Canadian synthpop act Ayria is the brainchild of Jennifer Parkin who previously played with Epsilon Minus. The ecstatic frontwoman dealt with technical issues throughout the set but managed to go with the flow. The crowd was somewhat quiescent until "The Gun Show", when a few fans decided to sing along, which brought a huge smile to Jennifer's face. The frontwoman's energetic and lively stage presence was very reminiscent of Gwen Stefani and Helen Marnie, vocalist for English electronica group Ladytron. Jennifer wasn't the only person on stage rocking out; drummer Mike Wimer banged away profusely on a standing drum kit while Eric Gottesman and Sarah Wimer kept things in check with the keyboards.
The packed crowd suddenly got moving during cuts "It's Been Fun" and "Analog Trash" while Jennifer used the stage rails to her advantage with some twirls and spins. Ayria have a brand new album out, entitled Practice Makes Perfect, (released nearly 10 years after their debut album Debris) and decided to hit the audience up with the title-track and "Missed The Mark". Jennifer dedicated "Bad List" to those ladies in the crowd who secretly have bad lists. For their final track "My Revenge on the World", the high voltage vocalist had the entire crowd punching the air and chanting "Strike".
Project Pitchfork arrived on stage around 12:30am and kicked things off with "IO". Those that have never witnessed PP live would have imagined vocalist Peter Spilles commanding things with a dark stage presence to compliment his murky growls. That wasn't the case as Peter possessed a cheerful aura mixed with those gruff vocals. Live drummer Achim Färber brought an organic feel to the band's set that night.
Peter took a page from Jennifer Parkin's book during "Lament" and started shaking what his mama gave him. Things drastically changed halfway through the song when the stage lights suddenly went out.
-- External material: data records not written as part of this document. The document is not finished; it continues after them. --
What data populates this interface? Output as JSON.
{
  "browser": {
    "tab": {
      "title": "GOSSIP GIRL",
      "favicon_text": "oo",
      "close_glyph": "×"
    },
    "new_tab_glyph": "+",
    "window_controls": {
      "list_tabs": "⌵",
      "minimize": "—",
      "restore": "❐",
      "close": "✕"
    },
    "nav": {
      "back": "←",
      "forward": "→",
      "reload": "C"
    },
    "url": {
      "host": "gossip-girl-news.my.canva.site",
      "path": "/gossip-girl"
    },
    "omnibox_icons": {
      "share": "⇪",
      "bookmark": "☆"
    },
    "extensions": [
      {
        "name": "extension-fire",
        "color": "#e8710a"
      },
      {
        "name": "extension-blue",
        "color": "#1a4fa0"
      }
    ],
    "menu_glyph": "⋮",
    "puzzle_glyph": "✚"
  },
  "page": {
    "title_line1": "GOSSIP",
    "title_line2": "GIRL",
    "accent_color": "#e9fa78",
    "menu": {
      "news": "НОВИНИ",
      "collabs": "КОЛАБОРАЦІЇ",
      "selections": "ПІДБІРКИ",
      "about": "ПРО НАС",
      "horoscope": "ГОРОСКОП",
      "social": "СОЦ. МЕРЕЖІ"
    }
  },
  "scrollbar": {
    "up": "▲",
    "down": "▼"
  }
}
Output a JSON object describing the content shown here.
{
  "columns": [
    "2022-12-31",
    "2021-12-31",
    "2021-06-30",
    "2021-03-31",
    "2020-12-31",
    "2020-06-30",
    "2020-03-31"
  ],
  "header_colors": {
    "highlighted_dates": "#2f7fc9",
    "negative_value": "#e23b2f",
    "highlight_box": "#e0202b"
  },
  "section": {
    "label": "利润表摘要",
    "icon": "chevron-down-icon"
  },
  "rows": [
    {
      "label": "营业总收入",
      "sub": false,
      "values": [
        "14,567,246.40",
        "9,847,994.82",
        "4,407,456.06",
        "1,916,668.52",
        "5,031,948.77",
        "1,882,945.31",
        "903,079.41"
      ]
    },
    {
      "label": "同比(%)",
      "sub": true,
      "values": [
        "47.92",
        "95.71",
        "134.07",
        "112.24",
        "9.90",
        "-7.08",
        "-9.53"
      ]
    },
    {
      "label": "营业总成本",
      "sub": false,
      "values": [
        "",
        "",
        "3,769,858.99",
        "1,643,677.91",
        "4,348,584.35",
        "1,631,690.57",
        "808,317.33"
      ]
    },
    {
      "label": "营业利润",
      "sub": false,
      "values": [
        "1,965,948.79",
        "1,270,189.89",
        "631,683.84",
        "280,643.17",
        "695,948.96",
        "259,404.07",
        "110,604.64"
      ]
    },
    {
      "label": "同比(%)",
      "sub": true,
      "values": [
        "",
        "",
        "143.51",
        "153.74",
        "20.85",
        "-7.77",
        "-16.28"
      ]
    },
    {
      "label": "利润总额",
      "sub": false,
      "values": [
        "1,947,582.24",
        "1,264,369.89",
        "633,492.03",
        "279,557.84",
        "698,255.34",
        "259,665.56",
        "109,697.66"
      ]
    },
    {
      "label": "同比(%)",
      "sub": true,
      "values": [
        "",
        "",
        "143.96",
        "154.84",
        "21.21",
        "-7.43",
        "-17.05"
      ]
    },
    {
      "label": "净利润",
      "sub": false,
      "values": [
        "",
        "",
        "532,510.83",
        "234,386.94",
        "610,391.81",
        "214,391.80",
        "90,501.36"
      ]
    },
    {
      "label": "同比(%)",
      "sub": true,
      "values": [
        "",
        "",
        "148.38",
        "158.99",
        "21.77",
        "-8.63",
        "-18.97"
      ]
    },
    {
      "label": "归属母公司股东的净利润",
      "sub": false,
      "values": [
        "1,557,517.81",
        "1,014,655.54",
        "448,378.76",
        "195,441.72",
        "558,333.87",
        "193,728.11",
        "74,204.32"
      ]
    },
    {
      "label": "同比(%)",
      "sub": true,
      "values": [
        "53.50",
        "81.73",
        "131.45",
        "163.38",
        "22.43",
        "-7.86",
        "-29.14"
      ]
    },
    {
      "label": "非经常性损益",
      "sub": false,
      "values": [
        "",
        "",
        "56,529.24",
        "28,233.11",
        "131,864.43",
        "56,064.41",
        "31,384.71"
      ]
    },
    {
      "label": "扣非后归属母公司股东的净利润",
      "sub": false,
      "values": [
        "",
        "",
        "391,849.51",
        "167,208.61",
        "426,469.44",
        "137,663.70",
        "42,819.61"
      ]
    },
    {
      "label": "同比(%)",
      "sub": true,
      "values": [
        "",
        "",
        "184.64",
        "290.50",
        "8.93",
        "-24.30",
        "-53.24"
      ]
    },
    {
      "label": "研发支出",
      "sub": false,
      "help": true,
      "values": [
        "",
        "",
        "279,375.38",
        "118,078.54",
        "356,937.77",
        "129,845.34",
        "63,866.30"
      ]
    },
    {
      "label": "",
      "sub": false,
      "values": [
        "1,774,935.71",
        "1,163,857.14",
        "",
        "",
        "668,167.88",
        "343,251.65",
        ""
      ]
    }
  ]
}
Possibly confused by what happened, Peter just kept on dancing and smiling. During the next track "Conjure", some mini flashlights were placed on stage to aid the situation. Peter seemed pretty attached to these mini lights throughout the rest of their set by using them as wands and makeshift disco balls. The stage lights magically came back on during "Timekiller", arguably the band's biggest club hit and a tune that QXTs patrons know like the back of their hand.
The main rule about playing North Jersey (mainly Essex and Bergen County) is to not refer to it as New York no matter how close it is to the Big Apple. Peter made that mistake by proclaiming, "It's nice to be back here in New York". That obviously got some jeers from the crowd, which lead to the vocalist to fix his error. The band went through cuts "Pitch-Black" and "Rain" from the new album Black. Using the mic as a flute, Peter got the crowd pumping their fist for "Requiem". There were plenty of fan requests being yelled throughout the night (including cries for "Alpha Omega"), but with the band playing cuts like "Endless Infinity", "An End", "Carnival", "Steelrose" and "Existence", the crowd was pretty much deemed satisfied.
Usually at concerts, the audience chants "One more song" to cue the outfit's inevitable return to the stage. For this crowd, a simple handclap did the trick. The band went into "Fire & Ice", which was the heaviest track of the evening due to Färber raw pounding at the drums and the crowd's obvious headbanging/metal horn combination. Ending things with "Enchanted Dots of Light", Project Pitchfork left QXTs with new memories, new friends and, in Peter's case, a newfound love for mini flashlights.